> TASK DETAILS: In the listing below, find every line with the string "Markers" and pull it out.

────

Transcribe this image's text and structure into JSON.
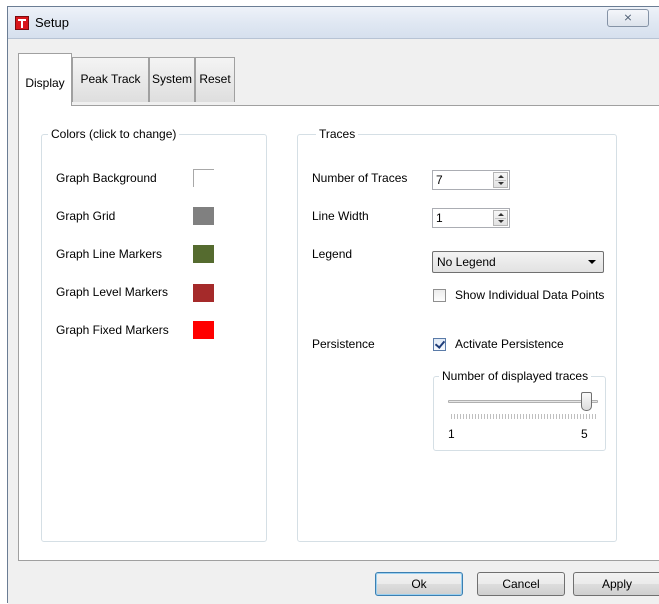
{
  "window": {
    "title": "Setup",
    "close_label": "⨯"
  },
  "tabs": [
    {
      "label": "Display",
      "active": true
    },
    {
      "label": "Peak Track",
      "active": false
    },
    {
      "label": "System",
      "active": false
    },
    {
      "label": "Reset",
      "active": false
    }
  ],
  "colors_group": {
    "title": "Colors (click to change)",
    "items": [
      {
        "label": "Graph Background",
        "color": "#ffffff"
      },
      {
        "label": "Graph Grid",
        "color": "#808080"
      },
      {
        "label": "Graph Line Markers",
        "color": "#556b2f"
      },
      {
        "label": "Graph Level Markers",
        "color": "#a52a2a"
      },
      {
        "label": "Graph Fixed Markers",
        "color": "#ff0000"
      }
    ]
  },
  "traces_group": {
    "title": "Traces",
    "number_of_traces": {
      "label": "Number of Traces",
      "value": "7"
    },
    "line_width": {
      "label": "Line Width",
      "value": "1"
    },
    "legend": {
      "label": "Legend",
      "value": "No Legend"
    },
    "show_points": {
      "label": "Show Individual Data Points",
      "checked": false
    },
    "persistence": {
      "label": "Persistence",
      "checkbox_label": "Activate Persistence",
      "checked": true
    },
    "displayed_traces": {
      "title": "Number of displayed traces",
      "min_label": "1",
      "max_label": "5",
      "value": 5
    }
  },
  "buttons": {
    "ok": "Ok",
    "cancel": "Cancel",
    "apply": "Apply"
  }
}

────

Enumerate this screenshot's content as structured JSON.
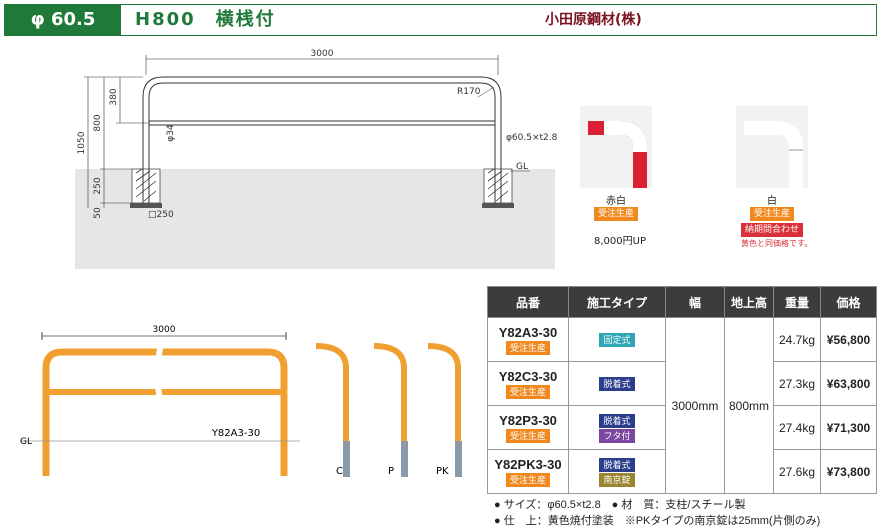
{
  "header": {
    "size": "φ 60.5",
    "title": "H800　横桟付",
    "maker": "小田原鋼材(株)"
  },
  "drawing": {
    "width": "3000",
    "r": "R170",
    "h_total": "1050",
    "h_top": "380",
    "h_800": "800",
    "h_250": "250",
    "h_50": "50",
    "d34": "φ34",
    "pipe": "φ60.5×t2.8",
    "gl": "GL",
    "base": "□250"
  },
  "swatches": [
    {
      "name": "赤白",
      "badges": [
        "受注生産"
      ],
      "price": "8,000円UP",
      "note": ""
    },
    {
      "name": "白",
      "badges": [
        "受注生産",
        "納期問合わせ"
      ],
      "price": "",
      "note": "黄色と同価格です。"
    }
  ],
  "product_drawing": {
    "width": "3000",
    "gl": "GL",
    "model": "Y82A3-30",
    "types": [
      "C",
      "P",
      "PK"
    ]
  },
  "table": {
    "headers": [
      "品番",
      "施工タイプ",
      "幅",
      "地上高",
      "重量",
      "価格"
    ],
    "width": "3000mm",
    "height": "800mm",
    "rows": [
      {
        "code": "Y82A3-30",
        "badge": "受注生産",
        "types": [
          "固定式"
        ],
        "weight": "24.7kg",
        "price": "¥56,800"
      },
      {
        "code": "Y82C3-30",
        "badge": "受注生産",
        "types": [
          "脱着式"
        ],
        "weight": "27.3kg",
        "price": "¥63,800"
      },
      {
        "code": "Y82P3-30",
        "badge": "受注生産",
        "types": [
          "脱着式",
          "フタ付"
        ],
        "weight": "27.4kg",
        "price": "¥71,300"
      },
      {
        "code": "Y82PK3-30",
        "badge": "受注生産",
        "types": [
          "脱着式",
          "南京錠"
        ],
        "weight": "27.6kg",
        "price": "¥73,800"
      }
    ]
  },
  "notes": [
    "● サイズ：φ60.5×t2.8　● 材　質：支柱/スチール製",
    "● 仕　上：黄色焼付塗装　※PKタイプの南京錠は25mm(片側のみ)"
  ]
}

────

> SOLVED EXERCISE:
        "label": "Graph Line Markers",
        "label": "Graph Level Markers",
        "label": "Graph Fixed Markers",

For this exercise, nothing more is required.